[Data to use Boundary: Start]
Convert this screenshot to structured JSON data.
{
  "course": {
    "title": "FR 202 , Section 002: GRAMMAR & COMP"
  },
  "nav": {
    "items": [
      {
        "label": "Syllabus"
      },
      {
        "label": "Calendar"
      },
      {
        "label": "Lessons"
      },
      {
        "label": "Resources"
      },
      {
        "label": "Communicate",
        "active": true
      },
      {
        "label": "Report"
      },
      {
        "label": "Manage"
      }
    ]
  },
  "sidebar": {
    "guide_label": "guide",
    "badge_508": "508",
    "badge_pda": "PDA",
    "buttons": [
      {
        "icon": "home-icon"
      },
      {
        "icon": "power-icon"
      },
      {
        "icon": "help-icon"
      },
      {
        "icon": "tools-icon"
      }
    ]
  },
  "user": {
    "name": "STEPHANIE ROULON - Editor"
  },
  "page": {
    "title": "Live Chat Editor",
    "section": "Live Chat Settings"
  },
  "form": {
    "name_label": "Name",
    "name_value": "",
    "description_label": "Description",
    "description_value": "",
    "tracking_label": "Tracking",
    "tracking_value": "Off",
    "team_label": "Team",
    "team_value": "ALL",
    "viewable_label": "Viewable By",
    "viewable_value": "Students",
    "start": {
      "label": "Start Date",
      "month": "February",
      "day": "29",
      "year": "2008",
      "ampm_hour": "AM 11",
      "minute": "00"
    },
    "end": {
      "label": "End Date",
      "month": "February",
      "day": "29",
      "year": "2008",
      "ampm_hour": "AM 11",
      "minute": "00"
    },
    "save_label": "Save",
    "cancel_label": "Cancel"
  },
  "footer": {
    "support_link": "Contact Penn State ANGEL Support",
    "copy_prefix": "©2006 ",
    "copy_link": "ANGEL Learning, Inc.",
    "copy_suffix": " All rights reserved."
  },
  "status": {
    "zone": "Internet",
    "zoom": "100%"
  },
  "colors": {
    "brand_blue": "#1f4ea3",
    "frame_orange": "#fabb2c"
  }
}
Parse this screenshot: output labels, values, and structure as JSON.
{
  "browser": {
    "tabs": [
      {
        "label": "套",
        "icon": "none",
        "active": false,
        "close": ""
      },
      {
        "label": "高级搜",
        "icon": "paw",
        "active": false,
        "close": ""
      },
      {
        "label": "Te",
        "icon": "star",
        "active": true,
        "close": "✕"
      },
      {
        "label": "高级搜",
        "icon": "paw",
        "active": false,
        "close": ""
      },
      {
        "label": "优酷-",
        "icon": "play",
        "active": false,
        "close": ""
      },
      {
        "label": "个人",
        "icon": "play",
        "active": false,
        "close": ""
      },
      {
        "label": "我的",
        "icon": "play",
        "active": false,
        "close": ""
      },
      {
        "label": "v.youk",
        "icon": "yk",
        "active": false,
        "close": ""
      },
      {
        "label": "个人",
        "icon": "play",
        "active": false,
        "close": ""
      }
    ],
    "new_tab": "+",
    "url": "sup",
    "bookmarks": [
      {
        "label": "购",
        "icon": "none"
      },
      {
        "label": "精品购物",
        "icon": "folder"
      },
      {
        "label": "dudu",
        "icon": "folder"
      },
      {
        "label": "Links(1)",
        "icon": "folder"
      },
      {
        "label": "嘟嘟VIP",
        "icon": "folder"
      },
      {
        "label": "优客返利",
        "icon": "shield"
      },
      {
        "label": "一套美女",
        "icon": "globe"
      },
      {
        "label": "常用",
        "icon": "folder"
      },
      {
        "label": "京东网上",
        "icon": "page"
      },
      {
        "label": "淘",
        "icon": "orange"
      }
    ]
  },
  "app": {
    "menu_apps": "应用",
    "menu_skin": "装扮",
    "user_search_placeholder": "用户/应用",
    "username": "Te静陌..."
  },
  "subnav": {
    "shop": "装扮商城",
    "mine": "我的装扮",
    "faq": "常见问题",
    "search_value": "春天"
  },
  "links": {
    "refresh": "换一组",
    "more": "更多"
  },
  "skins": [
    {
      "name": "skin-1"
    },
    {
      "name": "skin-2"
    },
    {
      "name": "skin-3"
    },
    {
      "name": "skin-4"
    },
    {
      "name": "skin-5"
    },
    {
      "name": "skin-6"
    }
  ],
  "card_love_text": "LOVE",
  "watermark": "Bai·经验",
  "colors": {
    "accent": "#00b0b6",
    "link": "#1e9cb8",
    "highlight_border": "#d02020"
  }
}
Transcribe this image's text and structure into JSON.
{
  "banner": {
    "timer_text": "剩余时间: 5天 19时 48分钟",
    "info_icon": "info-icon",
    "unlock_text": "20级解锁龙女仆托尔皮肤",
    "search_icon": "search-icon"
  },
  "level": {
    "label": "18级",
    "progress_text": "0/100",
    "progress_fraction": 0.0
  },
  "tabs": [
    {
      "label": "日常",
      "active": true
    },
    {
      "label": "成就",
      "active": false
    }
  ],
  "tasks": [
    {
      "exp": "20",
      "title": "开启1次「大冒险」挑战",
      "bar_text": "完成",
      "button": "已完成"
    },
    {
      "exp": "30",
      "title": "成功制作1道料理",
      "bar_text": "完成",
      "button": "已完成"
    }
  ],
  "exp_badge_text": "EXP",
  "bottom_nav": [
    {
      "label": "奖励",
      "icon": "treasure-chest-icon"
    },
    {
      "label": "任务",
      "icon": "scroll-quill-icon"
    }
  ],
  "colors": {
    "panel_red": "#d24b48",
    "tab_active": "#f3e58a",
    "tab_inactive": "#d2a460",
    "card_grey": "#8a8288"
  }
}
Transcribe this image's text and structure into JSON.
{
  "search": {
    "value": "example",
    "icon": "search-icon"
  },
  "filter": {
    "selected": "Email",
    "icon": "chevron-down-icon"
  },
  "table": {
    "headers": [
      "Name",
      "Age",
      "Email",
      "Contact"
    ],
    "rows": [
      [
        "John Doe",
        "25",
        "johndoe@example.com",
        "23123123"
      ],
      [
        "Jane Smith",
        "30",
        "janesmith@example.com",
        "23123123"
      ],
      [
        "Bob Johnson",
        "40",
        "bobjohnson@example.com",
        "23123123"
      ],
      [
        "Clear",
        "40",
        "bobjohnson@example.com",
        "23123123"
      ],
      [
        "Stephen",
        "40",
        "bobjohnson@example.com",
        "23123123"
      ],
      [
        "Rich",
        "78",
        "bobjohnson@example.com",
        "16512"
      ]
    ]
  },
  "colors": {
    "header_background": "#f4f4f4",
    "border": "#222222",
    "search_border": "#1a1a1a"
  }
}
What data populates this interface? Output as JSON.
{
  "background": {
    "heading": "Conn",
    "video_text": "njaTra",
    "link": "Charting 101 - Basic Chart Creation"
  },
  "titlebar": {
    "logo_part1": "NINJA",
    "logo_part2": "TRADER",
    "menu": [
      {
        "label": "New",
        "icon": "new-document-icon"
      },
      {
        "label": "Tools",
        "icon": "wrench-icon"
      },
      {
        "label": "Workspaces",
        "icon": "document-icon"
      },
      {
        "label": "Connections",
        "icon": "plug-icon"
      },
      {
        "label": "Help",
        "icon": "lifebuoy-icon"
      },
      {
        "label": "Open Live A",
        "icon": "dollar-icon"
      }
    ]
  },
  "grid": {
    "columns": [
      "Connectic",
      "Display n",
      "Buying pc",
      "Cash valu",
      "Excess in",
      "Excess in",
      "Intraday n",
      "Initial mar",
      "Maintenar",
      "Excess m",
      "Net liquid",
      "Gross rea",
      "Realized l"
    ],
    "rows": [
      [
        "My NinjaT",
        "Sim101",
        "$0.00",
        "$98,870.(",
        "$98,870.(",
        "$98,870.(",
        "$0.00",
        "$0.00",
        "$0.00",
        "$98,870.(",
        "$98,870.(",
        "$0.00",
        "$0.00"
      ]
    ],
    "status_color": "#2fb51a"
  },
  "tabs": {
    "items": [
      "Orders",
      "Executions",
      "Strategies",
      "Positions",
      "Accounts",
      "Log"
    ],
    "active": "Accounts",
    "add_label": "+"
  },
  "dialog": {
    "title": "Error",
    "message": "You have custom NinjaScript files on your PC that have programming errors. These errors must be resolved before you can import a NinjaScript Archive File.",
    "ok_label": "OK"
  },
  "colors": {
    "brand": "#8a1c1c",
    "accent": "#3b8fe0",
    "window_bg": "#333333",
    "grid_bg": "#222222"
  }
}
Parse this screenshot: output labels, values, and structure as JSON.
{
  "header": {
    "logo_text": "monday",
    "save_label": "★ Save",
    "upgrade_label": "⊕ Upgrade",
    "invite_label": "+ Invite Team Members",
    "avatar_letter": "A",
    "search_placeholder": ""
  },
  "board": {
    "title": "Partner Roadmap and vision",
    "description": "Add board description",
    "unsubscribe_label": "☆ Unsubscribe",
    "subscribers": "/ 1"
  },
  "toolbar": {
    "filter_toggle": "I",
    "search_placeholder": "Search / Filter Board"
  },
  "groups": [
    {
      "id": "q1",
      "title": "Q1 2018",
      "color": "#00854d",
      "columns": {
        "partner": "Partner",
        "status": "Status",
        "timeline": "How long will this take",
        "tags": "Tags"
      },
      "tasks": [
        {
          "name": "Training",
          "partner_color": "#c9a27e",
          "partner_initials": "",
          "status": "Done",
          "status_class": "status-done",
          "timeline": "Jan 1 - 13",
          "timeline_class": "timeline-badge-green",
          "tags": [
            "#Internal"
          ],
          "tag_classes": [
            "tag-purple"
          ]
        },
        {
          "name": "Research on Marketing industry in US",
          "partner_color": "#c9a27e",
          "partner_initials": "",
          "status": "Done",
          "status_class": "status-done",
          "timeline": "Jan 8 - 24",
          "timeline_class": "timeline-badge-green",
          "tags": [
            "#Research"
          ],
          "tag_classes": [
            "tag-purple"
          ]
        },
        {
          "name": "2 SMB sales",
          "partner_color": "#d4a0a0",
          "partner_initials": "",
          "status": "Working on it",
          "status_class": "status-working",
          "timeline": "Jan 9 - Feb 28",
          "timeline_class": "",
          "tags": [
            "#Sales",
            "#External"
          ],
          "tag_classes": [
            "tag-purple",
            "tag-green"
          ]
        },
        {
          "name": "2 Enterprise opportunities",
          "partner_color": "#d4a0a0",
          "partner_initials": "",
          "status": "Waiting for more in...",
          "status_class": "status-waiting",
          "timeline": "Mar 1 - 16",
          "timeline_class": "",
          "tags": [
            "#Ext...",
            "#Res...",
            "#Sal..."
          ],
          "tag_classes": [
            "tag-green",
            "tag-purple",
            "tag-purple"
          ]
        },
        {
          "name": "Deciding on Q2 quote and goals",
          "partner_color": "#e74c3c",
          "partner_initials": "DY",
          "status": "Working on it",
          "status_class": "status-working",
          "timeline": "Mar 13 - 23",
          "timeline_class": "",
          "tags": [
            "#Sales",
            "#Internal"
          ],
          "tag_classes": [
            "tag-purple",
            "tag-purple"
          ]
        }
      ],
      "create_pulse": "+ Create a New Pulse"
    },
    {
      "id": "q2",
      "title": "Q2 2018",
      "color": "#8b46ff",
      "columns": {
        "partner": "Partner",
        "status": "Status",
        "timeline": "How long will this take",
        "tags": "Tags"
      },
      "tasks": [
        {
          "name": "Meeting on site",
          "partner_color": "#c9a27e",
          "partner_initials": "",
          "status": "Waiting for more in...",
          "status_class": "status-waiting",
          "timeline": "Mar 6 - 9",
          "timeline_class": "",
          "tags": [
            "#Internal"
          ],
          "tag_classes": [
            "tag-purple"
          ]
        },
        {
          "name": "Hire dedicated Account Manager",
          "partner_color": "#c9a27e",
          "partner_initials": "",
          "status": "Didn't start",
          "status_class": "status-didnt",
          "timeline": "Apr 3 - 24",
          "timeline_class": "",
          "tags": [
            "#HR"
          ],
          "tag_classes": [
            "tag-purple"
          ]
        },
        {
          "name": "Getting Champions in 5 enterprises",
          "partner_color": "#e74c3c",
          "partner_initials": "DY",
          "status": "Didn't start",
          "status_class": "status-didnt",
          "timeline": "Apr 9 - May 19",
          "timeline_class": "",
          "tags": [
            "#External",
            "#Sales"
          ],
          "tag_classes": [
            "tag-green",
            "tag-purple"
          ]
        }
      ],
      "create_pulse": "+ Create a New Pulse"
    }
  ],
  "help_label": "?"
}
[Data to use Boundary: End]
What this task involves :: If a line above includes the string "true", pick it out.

Written response ::
        "active": true
        "active": true,
      "active": true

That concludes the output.